**RECORDS SUPPLIED**
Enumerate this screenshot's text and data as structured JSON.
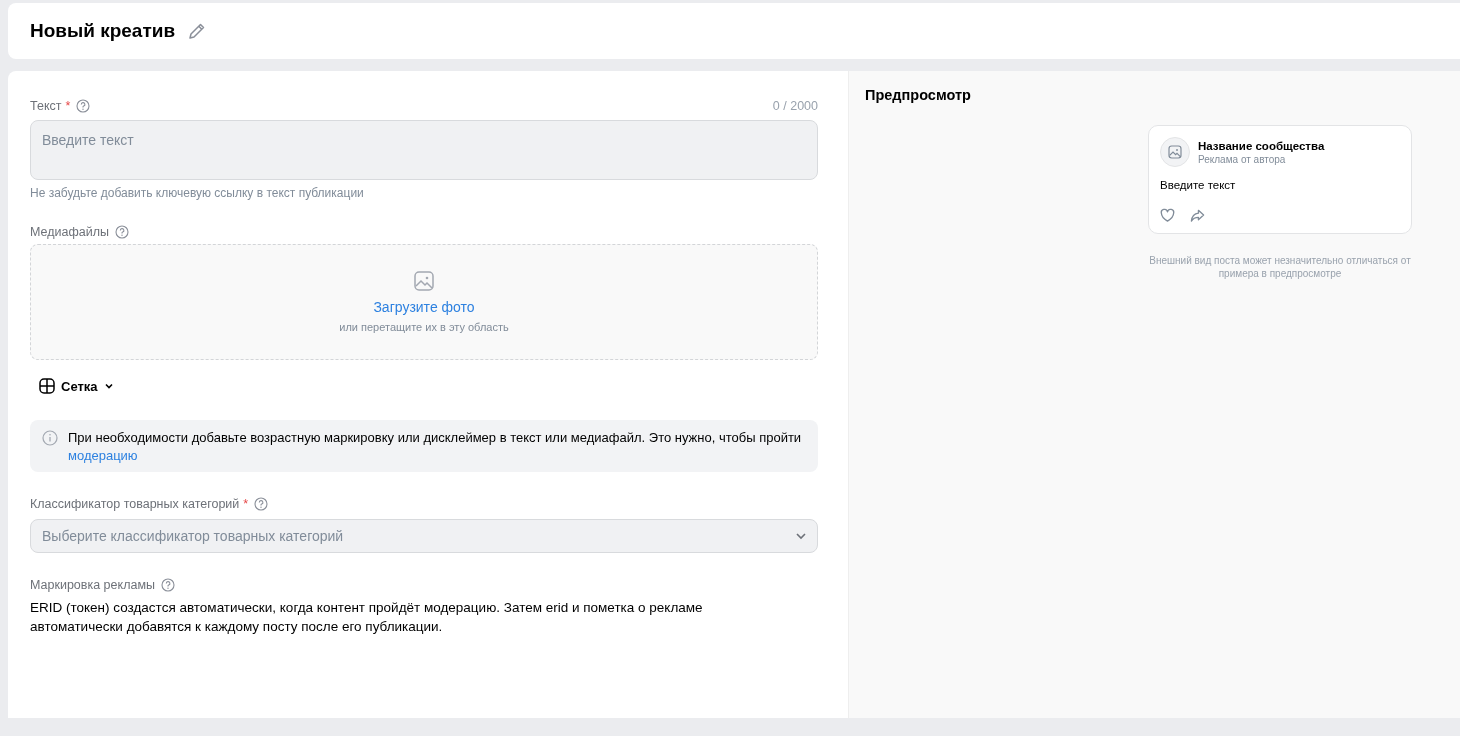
{
  "header": {
    "title": "Новый креатив"
  },
  "text_field": {
    "label": "Текст",
    "required_mark": "*",
    "counter": "0 / 2000",
    "placeholder": "Введите текст",
    "hint": "Не забудьте добавить ключевую ссылку в текст публикации"
  },
  "media": {
    "label": "Медиафайлы",
    "upload_link": "Загрузите фото",
    "upload_hint": "или перетащите их в эту область"
  },
  "layout_dropdown": {
    "label": "Сетка"
  },
  "info": {
    "text": "При необходимости добавьте возрастную маркировку или дисклеймер в текст или медиафайл. Это нужно, чтобы пройти",
    "link": "модерацию"
  },
  "category_select": {
    "label": "Классификатор товарных категорий",
    "required_mark": "*",
    "placeholder": "Выберите классификатор товарных категорий"
  },
  "ad_marking": {
    "label": "Маркировка рекламы",
    "text": "ERID (токен) создастся автоматически, когда контент пройдёт модерацию. Затем erid и пометка о рекламе автоматически добавятся к каждому посту после его публикации."
  },
  "preview": {
    "title": "Предпросмотр",
    "community_name": "Название сообщества",
    "subtitle": "Реклама от автора",
    "post_text": "Введите текст",
    "note": "Внешний вид поста может незначительно отличаться от примера в предпросмотре"
  }
}
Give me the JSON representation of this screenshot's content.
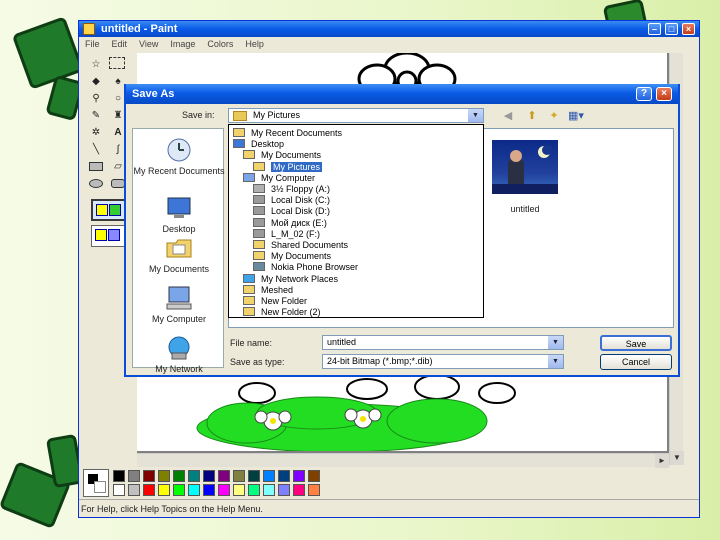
{
  "paint": {
    "title": "untitled - Paint",
    "menu": [
      "File",
      "Edit",
      "View",
      "Image",
      "Colors",
      "Help"
    ],
    "status": "For Help, click Help Topics on the Help Menu."
  },
  "dialog": {
    "title": "Save As",
    "save_in_label": "Save in:",
    "save_in_value": "My Pictures",
    "places": [
      "My Recent Documents",
      "Desktop",
      "My Documents",
      "My Computer",
      "My Network"
    ],
    "dropdown_items": [
      {
        "label": "My Recent Documents",
        "indent": 0,
        "icon": "recent-folder-icon"
      },
      {
        "label": "Desktop",
        "indent": 0,
        "icon": "desktop-icon"
      },
      {
        "label": "My Documents",
        "indent": 1,
        "icon": "folder-icon"
      },
      {
        "label": "My Pictures",
        "indent": 2,
        "icon": "folder-icon",
        "selected": true
      },
      {
        "label": "My Computer",
        "indent": 1,
        "icon": "computer-icon"
      },
      {
        "label": "3½ Floppy (A:)",
        "indent": 2,
        "icon": "floppy-icon"
      },
      {
        "label": "Local Disk (C:)",
        "indent": 2,
        "icon": "disk-icon"
      },
      {
        "label": "Local Disk (D:)",
        "indent": 2,
        "icon": "disk-icon"
      },
      {
        "label": "Мой диск (E:)",
        "indent": 2,
        "icon": "disk-icon"
      },
      {
        "label": "L_M_02 (F:)",
        "indent": 2,
        "icon": "disk-icon"
      },
      {
        "label": "Shared Documents",
        "indent": 2,
        "icon": "folder-icon"
      },
      {
        "label": "My Documents",
        "indent": 2,
        "icon": "folder-icon"
      },
      {
        "label": "Nokia Phone Browser",
        "indent": 2,
        "icon": "phone-icon"
      },
      {
        "label": "My Network Places",
        "indent": 1,
        "icon": "network-icon"
      },
      {
        "label": "Meshed",
        "indent": 1,
        "icon": "folder-icon"
      },
      {
        "label": "New Folder",
        "indent": 1,
        "icon": "folder-icon"
      },
      {
        "label": "New Folder (2)",
        "indent": 1,
        "icon": "folder-icon"
      }
    ],
    "file_thumb_label": "untitled",
    "file_name_label": "File name:",
    "file_name_value": "untitled",
    "save_type_label": "Save as type:",
    "save_type_value": "24-bit Bitmap (*.bmp;*.dib)",
    "save_button": "Save",
    "cancel_button": "Cancel"
  },
  "palette_colors": [
    "#000000",
    "#808080",
    "#800000",
    "#808000",
    "#008000",
    "#008080",
    "#000080",
    "#800080",
    "#808040",
    "#004040",
    "#0080ff",
    "#004080",
    "#8000ff",
    "#804000",
    "#ffffff",
    "#c0c0c0",
    "#ff0000",
    "#ffff00",
    "#00ff00",
    "#00ffff",
    "#0000ff",
    "#ff00ff",
    "#ffff80",
    "#00ff80",
    "#80ffff",
    "#8080ff",
    "#ff0080",
    "#ff8040"
  ]
}
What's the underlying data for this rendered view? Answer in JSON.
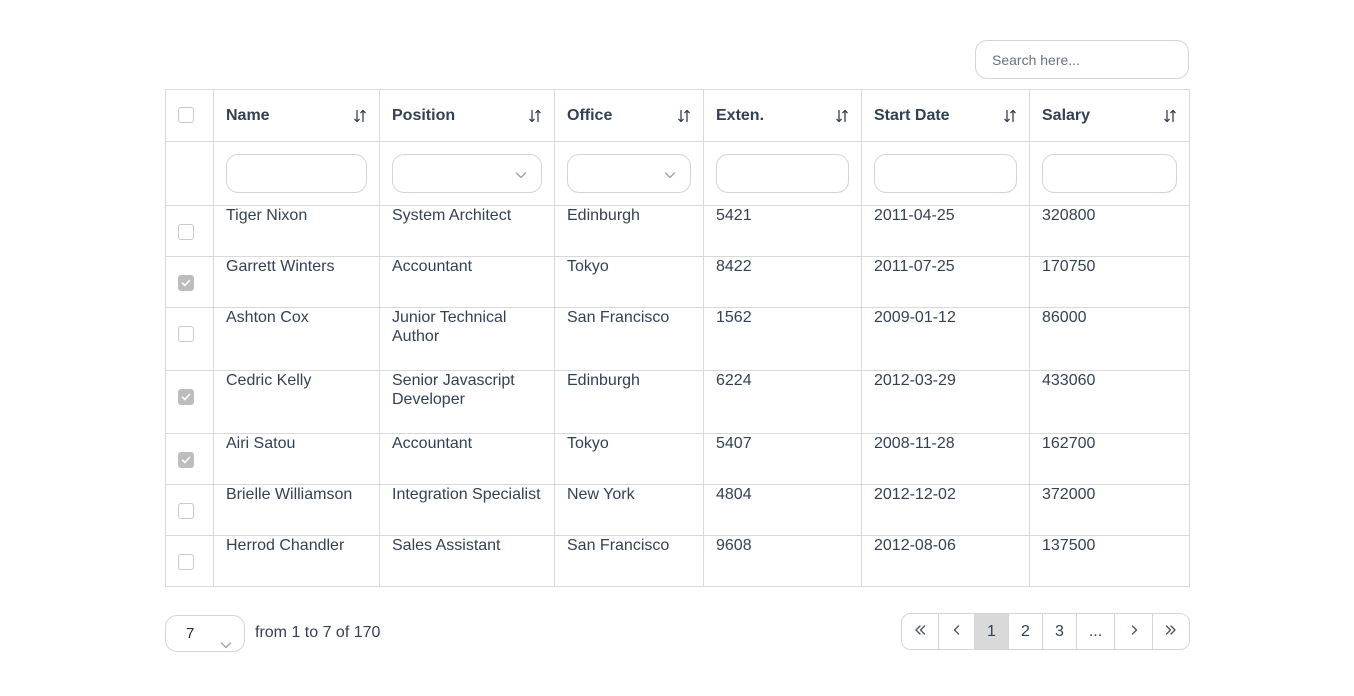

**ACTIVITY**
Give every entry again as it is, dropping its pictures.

**YOUR SOLUTION**
Enumerate this screenshot's text and data as structured JSON.
{
  "header": {
    "title": "Новый креатив"
  },
  "text_field": {
    "label": "Текст",
    "required_mark": "*",
    "counter": "0 / 2000",
    "placeholder": "Введите текст",
    "hint": "Не забудьте добавить ключевую ссылку в текст публикации"
  },
  "media": {
    "label": "Медиафайлы",
    "upload_link": "Загрузите фото",
    "upload_hint": "или перетащите их в эту область"
  },
  "layout_dropdown": {
    "label": "Сетка"
  },
  "info": {
    "text": "При необходимости добавьте возрастную маркировку или дисклеймер в текст или медиафайл. Это нужно, чтобы пройти",
    "link": "модерацию"
  },
  "category_select": {
    "label": "Классификатор товарных категорий",
    "required_mark": "*",
    "placeholder": "Выберите классификатор товарных категорий"
  },
  "ad_marking": {
    "label": "Маркировка рекламы",
    "text": "ERID (токен) создастся автоматически, когда контент пройдёт модерацию. Затем erid и пометка о рекламе автоматически добавятся к каждому посту после его публикации."
  },
  "preview": {
    "title": "Предпросмотр",
    "community_name": "Название сообщества",
    "subtitle": "Реклама от автора",
    "post_text": "Введите текст",
    "note": "Внешний вид поста может незначительно отличаться от примера в предпросмотре"
  }
}
Give me the JSON representation of this screenshot's content.
{
  "paint": {
    "title": "untitled - Paint",
    "menu": [
      "File",
      "Edit",
      "View",
      "Image",
      "Colors",
      "Help"
    ],
    "status": "For Help, click Help Topics on the Help Menu."
  },
  "dialog": {
    "title": "Save As",
    "save_in_label": "Save in:",
    "save_in_value": "My Pictures",
    "places": [
      "My Recent Documents",
      "Desktop",
      "My Documents",
      "My Computer",
      "My Network"
    ],
    "dropdown_items": [
      {
        "label": "My Recent Documents",
        "indent": 0,
        "icon": "recent-folder-icon"
      },
      {
        "label": "Desktop",
        "indent": 0,
        "icon": "desktop-icon"
      },
      {
        "label": "My Documents",
        "indent": 1,
        "icon": "folder-icon"
      },
      {
        "label": "My Pictures",
        "indent": 2,
        "icon": "folder-icon",
        "selected": true
      },
      {
        "label": "My Computer",
        "indent": 1,
        "icon": "computer-icon"
      },
      {
        "label": "3½ Floppy (A:)",
        "indent": 2,
        "icon": "floppy-icon"
      },
      {
        "label": "Local Disk (C:)",
        "indent": 2,
        "icon": "disk-icon"
      },
      {
        "label": "Local Disk (D:)",
        "indent": 2,
        "icon": "disk-icon"
      },
      {
        "label": "Мой диск (E:)",
        "indent": 2,
        "icon": "disk-icon"
      },
      {
        "label": "L_M_02 (F:)",
        "indent": 2,
        "icon": "disk-icon"
      },
      {
        "label": "Shared Documents",
        "indent": 2,
        "icon": "folder-icon"
      },
      {
        "label": "My Documents",
        "indent": 2,
        "icon": "folder-icon"
      },
      {
        "label": "Nokia Phone Browser",
        "indent": 2,
        "icon": "phone-icon"
      },
      {
        "label": "My Network Places",
        "indent": 1,
        "icon": "network-icon"
      },
      {
        "label": "Meshed",
        "indent": 1,
        "icon": "folder-icon"
      },
      {
        "label": "New Folder",
        "indent": 1,
        "icon": "folder-icon"
      },
      {
        "label": "New Folder (2)",
        "indent": 1,
        "icon": "folder-icon"
      }
    ],
    "file_thumb_label": "untitled",
    "file_name_label": "File name:",
    "file_name_value": "untitled",
    "save_type_label": "Save as type:",
    "save_type_value": "24-bit Bitmap (*.bmp;*.dib)",
    "save_button": "Save",
    "cancel_button": "Cancel"
  },
  "palette_colors": [
    "#000000",
    "#808080",
    "#800000",
    "#808000",
    "#008000",
    "#008080",
    "#000080",
    "#800080",
    "#808040",
    "#004040",
    "#0080ff",
    "#004080",
    "#8000ff",
    "#804000",
    "#ffffff",
    "#c0c0c0",
    "#ff0000",
    "#ffff00",
    "#00ff00",
    "#00ffff",
    "#0000ff",
    "#ff00ff",
    "#ffff80",
    "#00ff80",
    "#80ffff",
    "#8080ff",
    "#ff0080",
    "#ff8040"
  ]
}
What's the underlying data for this rendered view? Answer in JSON.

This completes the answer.